What you need to do | From the entries, copy every line that carries the string "screenshot".
:: The input ::
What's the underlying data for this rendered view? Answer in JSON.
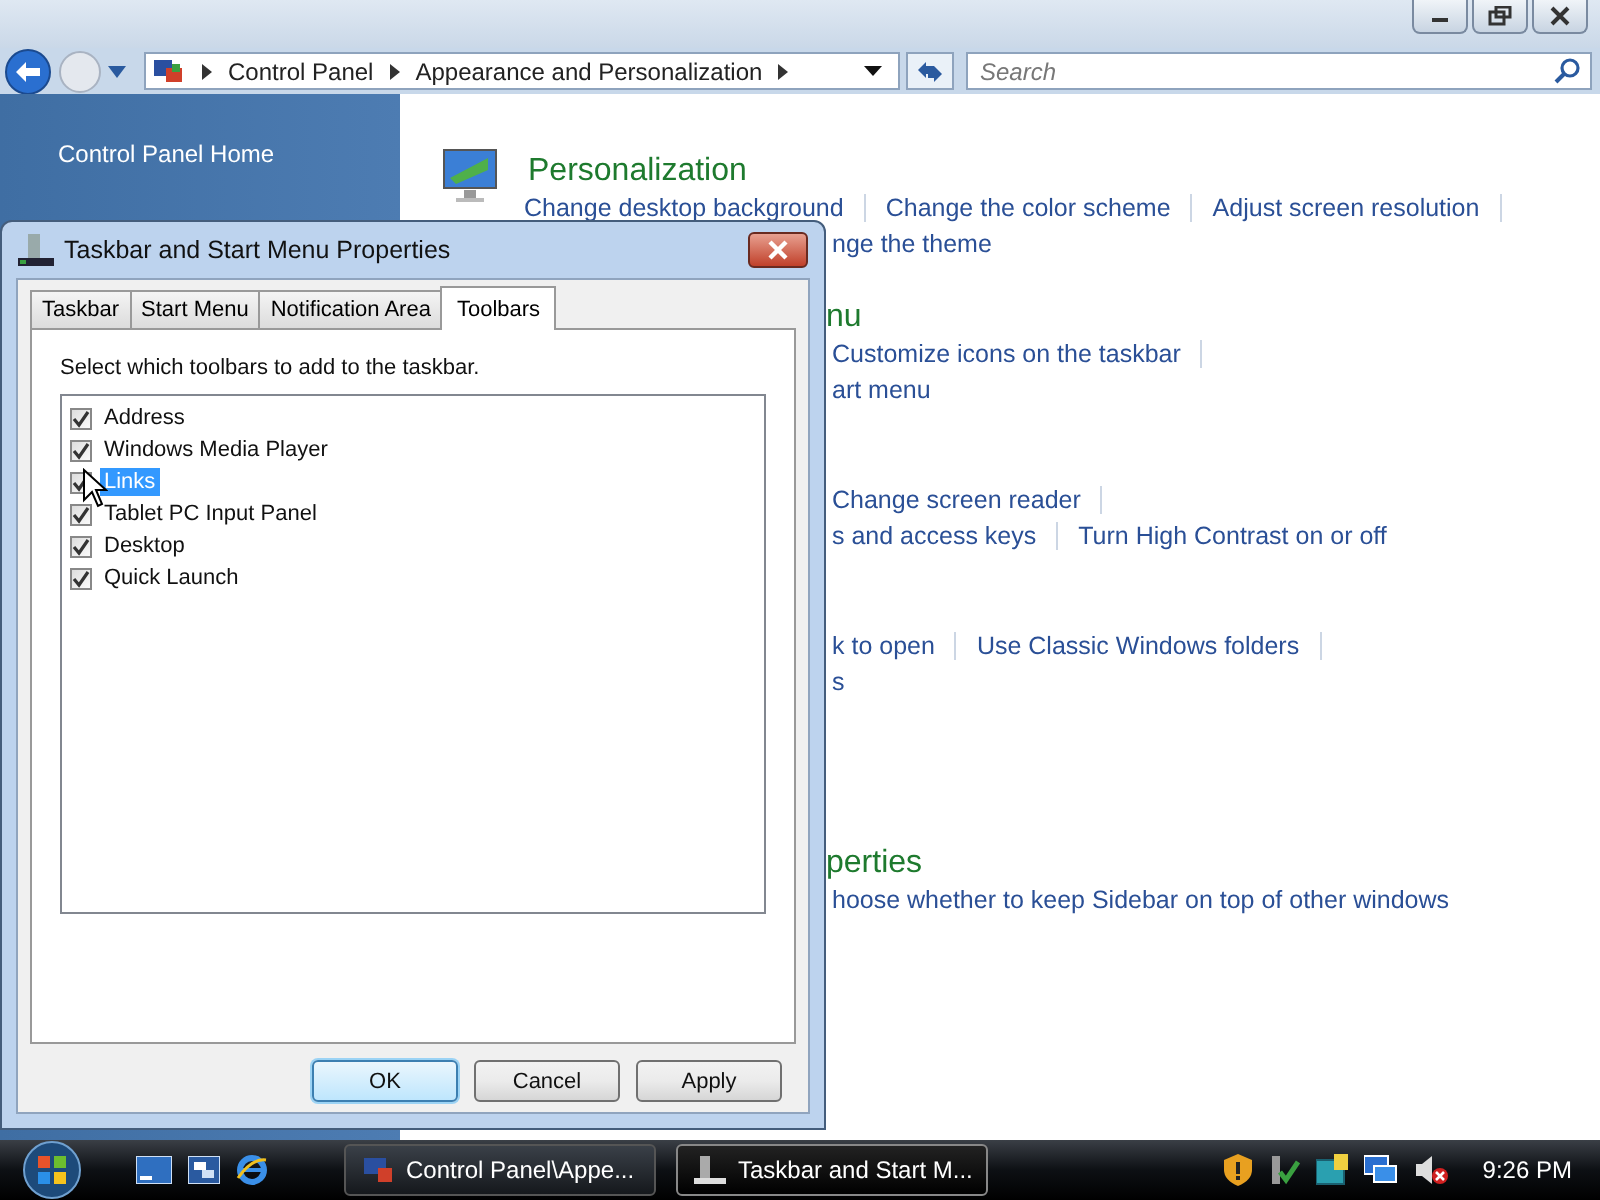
{
  "address_bar": {
    "breadcrumbs": [
      "Control Panel",
      "Appearance and Personalization"
    ]
  },
  "search": {
    "placeholder": "Search"
  },
  "sidebar": {
    "items": [
      {
        "label": "Control Panel Home"
      }
    ]
  },
  "content": {
    "sections": [
      {
        "heading": "Personalization",
        "clipped": false,
        "rows": [
          {
            "clipped": false,
            "links": [
              {
                "text": "Change desktop background",
                "divider": true
              },
              {
                "text": "Change the color scheme",
                "divider": true
              },
              {
                "text": "Adjust screen resolution",
                "divider": true
              }
            ]
          },
          {
            "clipped": true,
            "links": [
              {
                "text": "nge the theme",
                "divider": false
              }
            ]
          }
        ]
      },
      {
        "heading": "nu",
        "clipped": true,
        "rows": [
          {
            "clipped": true,
            "links": [
              {
                "text": "Customize icons on the taskbar",
                "divider": true
              }
            ]
          },
          {
            "clipped": true,
            "links": [
              {
                "text": "art menu",
                "divider": false
              }
            ]
          }
        ]
      },
      {
        "rows": [
          {
            "clipped": true,
            "links": [
              {
                "text": "Change screen reader",
                "divider": true
              }
            ]
          },
          {
            "clipped": true,
            "links": [
              {
                "text": "s and access keys",
                "divider": true
              },
              {
                "text": "Turn High Contrast on or off",
                "divider": false
              }
            ]
          }
        ]
      },
      {
        "rows": [
          {
            "clipped": true,
            "links": [
              {
                "text": "k to open",
                "divider": true
              },
              {
                "text": "Use Classic Windows folders",
                "divider": true
              }
            ]
          },
          {
            "clipped": true,
            "links": [
              {
                "text": "s",
                "divider": false
              }
            ]
          }
        ]
      },
      {
        "heading": "perties",
        "clipped": true,
        "rows": [
          {
            "clipped": true,
            "links": [
              {
                "text": "hoose whether to keep Sidebar on top of other windows",
                "divider": false
              }
            ]
          }
        ]
      }
    ]
  },
  "dialog": {
    "title": "Taskbar and Start Menu Properties",
    "tabs": [
      {
        "label": "Taskbar",
        "selected": false
      },
      {
        "label": "Start Menu",
        "selected": false
      },
      {
        "label": "Notification Area",
        "selected": false
      },
      {
        "label": "Toolbars",
        "selected": true
      }
    ],
    "instruction": "Select which toolbars to add to the taskbar.",
    "toolbars": [
      {
        "label": "Address",
        "checked": true,
        "selected": false
      },
      {
        "label": "Windows Media Player",
        "checked": true,
        "selected": false
      },
      {
        "label": "Links",
        "checked": true,
        "selected": true
      },
      {
        "label": "Tablet PC Input Panel",
        "checked": true,
        "selected": false
      },
      {
        "label": "Desktop",
        "checked": true,
        "selected": false
      },
      {
        "label": "Quick Launch",
        "checked": true,
        "selected": false
      }
    ],
    "buttons": [
      {
        "label": "OK",
        "default": true
      },
      {
        "label": "Cancel",
        "default": false
      },
      {
        "label": "Apply",
        "default": false
      }
    ]
  },
  "taskbar": {
    "tasks": [
      {
        "label": "Control Panel\\Appe...",
        "active": false
      },
      {
        "label": "Taskbar and Start M...",
        "active": true
      }
    ],
    "clock": "9:26 PM"
  }
}
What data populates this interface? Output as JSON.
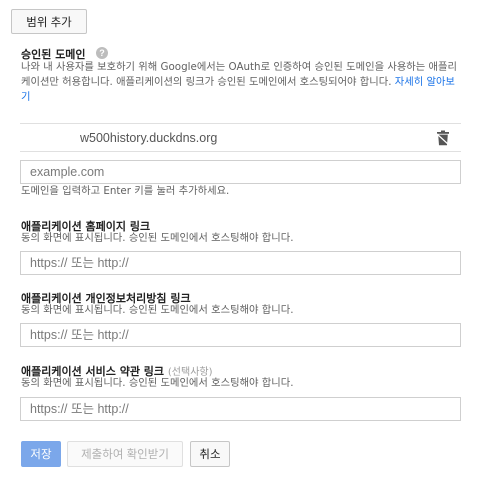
{
  "toolbar": {
    "add_scope_label": "범위 추가"
  },
  "authorized_domains": {
    "heading": "승인된 도메인",
    "help_icon_glyph": "?",
    "description": "나와 내 사용자를 보호하기 위해 Google에서는 OAuth로 인증하여 승인된 도메인을 사용하는 애플리케이션만 허용합니다. 애플리케이션의 링크가 승인된 도메인에서 호스팅되어야 합니다.",
    "learn_more": "자세히 알아보기",
    "domain": "w500history.duckdns.org",
    "input_placeholder": "example.com",
    "hint": "도메인을 입력하고 Enter 키를 눌러 추가하세요."
  },
  "homepage_link": {
    "heading": "애플리케이션 홈페이지 링크",
    "description": "동의 화면에 표시됩니다. 승인된 도메인에서 호스팅해야 합니다.",
    "placeholder": "https:// 또는 http://"
  },
  "privacy_link": {
    "heading": "애플리케이션 개인정보처리방침 링크",
    "description": "동의 화면에 표시됩니다. 승인된 도메인에서 호스팅해야 합니다.",
    "placeholder": "https:// 또는 http://"
  },
  "tos_link": {
    "heading": "애플리케이션 서비스 약관 링크",
    "optional": "(선택사항)",
    "description": "동의 화면에 표시됩니다. 승인된 도메인에서 호스팅해야 합니다.",
    "placeholder": "https:// 또는 http://"
  },
  "actions": {
    "save": "저장",
    "submit_for_verification": "제출하여 확인받기",
    "cancel": "취소"
  },
  "colors": {
    "primary_button": "#7ba7ea",
    "link": "#1a73e8"
  },
  "icons": {
    "help": "help-icon",
    "delete": "trash-icon"
  }
}
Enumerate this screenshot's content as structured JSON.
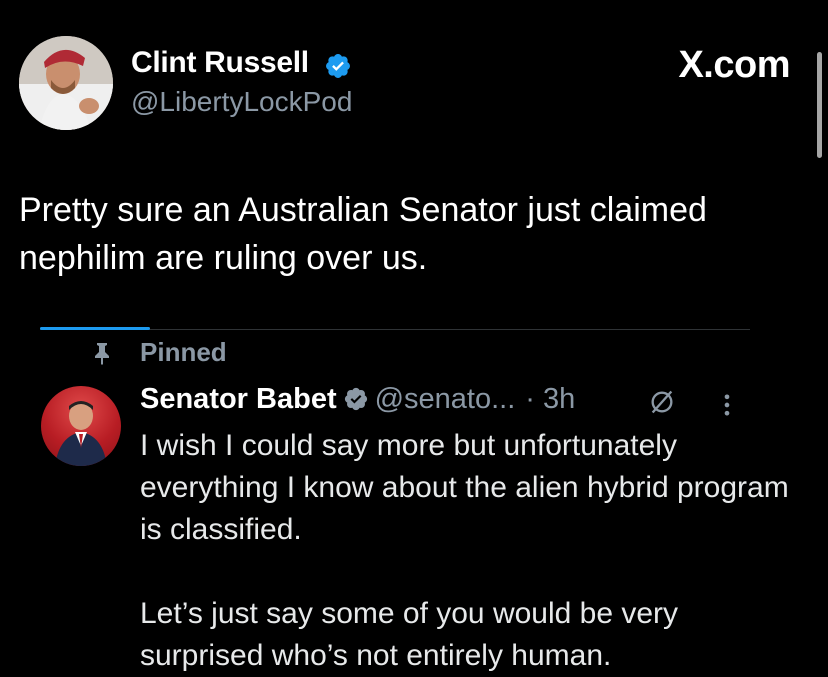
{
  "header": {
    "author_name": "Clint Russell",
    "author_handle": "@LibertyLockPod",
    "site_label": "X.com",
    "verified_icon": "verified-badge-icon"
  },
  "post": {
    "text": "Pretty sure an Australian Senator just claimed nephilim are ruling over us."
  },
  "quoted": {
    "pinned_label": "Pinned",
    "author_name": "Senator Babet",
    "author_handle": "@senato...",
    "time": "· 3h",
    "paragraph1": "I wish I could say more but unfortunately everything I know about the alien hybrid program is classified.",
    "paragraph2": "Let’s just say some of you would be very surprised who’s not entirely human."
  },
  "colors": {
    "background": "#000000",
    "text": "#ffffff",
    "muted": "#8b98a5",
    "accent": "#1d9bf0",
    "divider": "#2f3336"
  }
}
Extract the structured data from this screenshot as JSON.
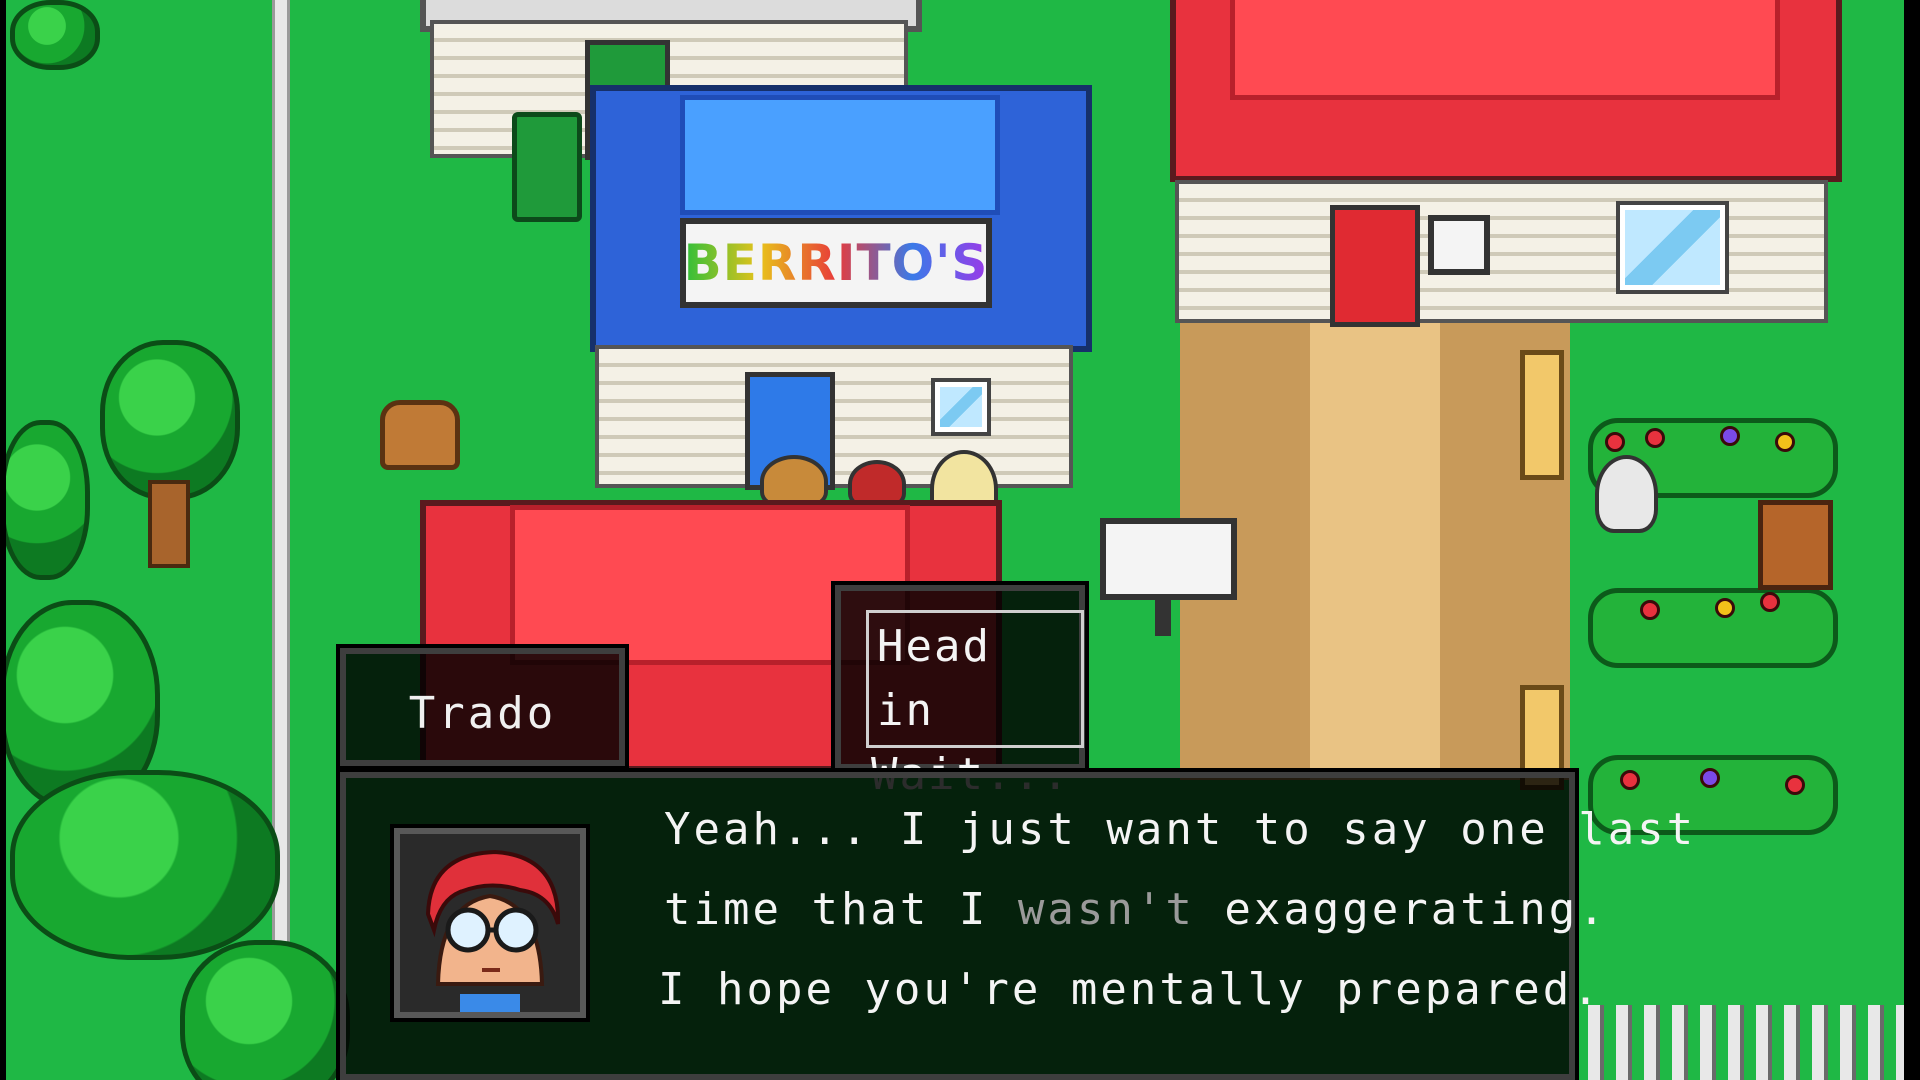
{
  "game": {
    "shop_sign": "BERRITO'S",
    "speaker": {
      "name": "Trado",
      "portrait_icon": "red-haired-glasses-portrait"
    },
    "dialogue": {
      "line1": "Yeah... I just want to say one last",
      "line2_before": "time that I ",
      "line2_dim": "wasn't",
      "line2_after": " exaggerating.",
      "line3": "I hope you're mentally prepared."
    },
    "choices": [
      {
        "label": "Head in",
        "selected": true
      },
      {
        "label": "Wait...",
        "selected": false
      }
    ],
    "colors": {
      "grass": "#1fb845",
      "roof_red": "#e8323e",
      "roof_blue": "#2e63d8",
      "ui_panel": "#000000",
      "ui_text": "#f4f4f4",
      "text_dim": "#9a9a9a"
    }
  }
}
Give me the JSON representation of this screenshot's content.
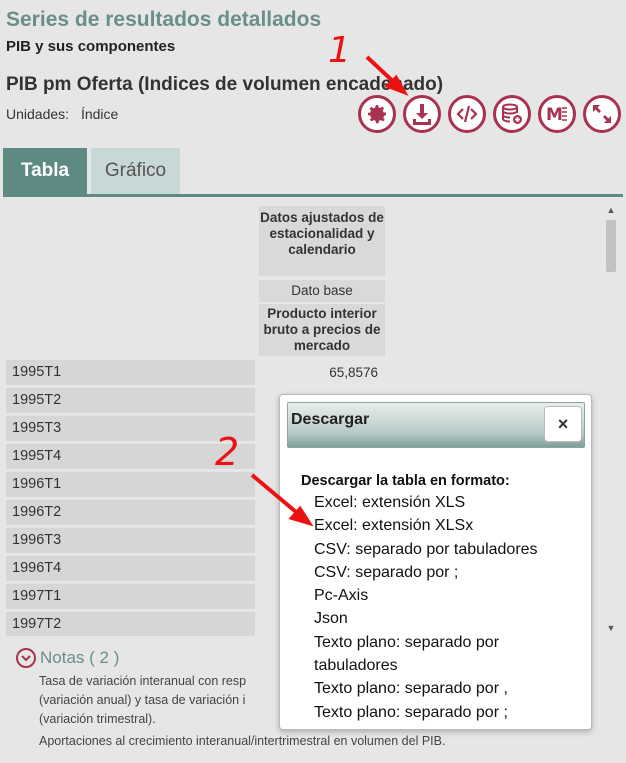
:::
Solution for this problem |
Enumerate this screenshot's content as structured JSON.
Extract the structured data from this screenshot as JSON.
Give me the JSON representation of this screenshot's content.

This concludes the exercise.